An old timber cruiser from the Norfolk Broads. The owners came back from the shop as we were leaving and we were able to have the typical timber boat owners' chat. Leaks (where, not if). Painting (also varnishing). Winter covers (importance of). The question everyone asks (with or without sharp intake of breath); 'needs a lot of work does she?'

This boat is a lot older than ours. It seems there were four of them imported into Ireland at the same time. This is probably the only one still in regular use - or, indeed, still in one piece, although there may be another being worked on in Shannon Harbour. Maybe we'll go and have a look. Hoping to go off for a jaunt this weekend. If this wretched (but also exhilarating) wind ever dies down so we can get up the lake.

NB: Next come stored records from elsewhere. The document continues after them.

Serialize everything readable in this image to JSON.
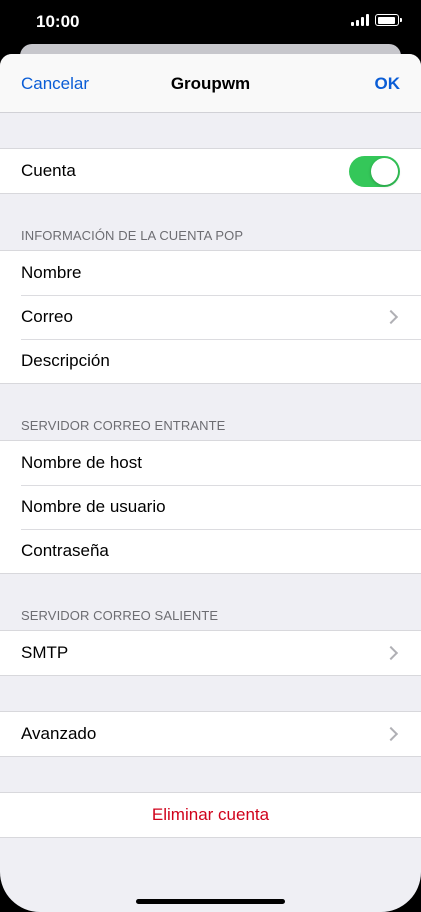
{
  "status": {
    "time": "10:00"
  },
  "nav": {
    "cancel": "Cancelar",
    "title": "Groupwm",
    "ok": "OK"
  },
  "account": {
    "label": "Cuenta",
    "enabled": true
  },
  "pop_section": {
    "header": "INFORMACIÓN DE LA CUENTA POP",
    "items": [
      "Nombre",
      "Correo",
      "Descripción"
    ]
  },
  "incoming_section": {
    "header": "SERVIDOR CORREO ENTRANTE",
    "items": [
      "Nombre de host",
      "Nombre de usuario",
      "Contraseña"
    ]
  },
  "outgoing_section": {
    "header": "SERVIDOR CORREO SALIENTE",
    "items": [
      "SMTP"
    ]
  },
  "advanced": {
    "label": "Avanzado"
  },
  "delete": {
    "label": "Eliminar cuenta"
  },
  "colors": {
    "accent": "#0a5dd6",
    "toggle_on": "#34c759",
    "destructive": "#d0021b"
  },
  "icons": [
    "signal-icon",
    "battery-icon",
    "chevron-right-icon"
  ]
}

Saturday, August 11, 2012

Launching of the boat

Holy Island from Knockafort
An unexpected invitation to celebrate the launching of a boat. Doug had built an Ian Oughtred designed boat and it was ready for the water. There are two masts yet to be stepped, and no sails, but there are four oars. It was Thursday, that first true summer's day, and this was just what we needed. We'd been in Feakle the night before, playing at a session, bed at 4.30. Sunshine and water would bring us back to reality.

Ian Oughtred boats always have beautiful lines and look gorgeous in or out of the water. This one was no different.

Preparing for launch
We'd drank the wine (or in our case orange juice, an after-the-night-before necessity), all the witnesses were assembled, and into the water she went.

Afloat in calm waters (and a tilted horizon)
The family were the first to take her out, as is only right. The boat needs three people to make the most of her. Two at the oars and one at the rudder. They disappeared towards Holy Island on their inaugural voyage having been sent off by first a piper then two flutes and a banjo.

Out into the misty distance

Joe and I played The Launching of the Boat. After that it was all water themed. Out on the Ocean, Ships are Sailing and so on until we ran out of ideas. Then the swimming togs came out. I've never swam from here before - or launched a boat from here for that matter - but it seems you can swim out to the reeds you see in the photo and stand on the sandy bottom. A destination!

Get set
And they're off

The first party returned from their maiden voyage. The boat behaved beautifully. Everything worked.

Rowing through reflections
 Suddenly I wanted to be in the water too, the first time this summer I'd even entertained the idea - for obvious shite weather reasons. But I'd no togs. No towel. However, there is always underwear... Collette and I went in together - she had togs and towel. Silky lukewarm water. Head under to ease the hangover. Out to the gap between the reeds to stand on the sandy bottom but oh god feet down and slimy river weeds with likely slimy things living in them. Gulp.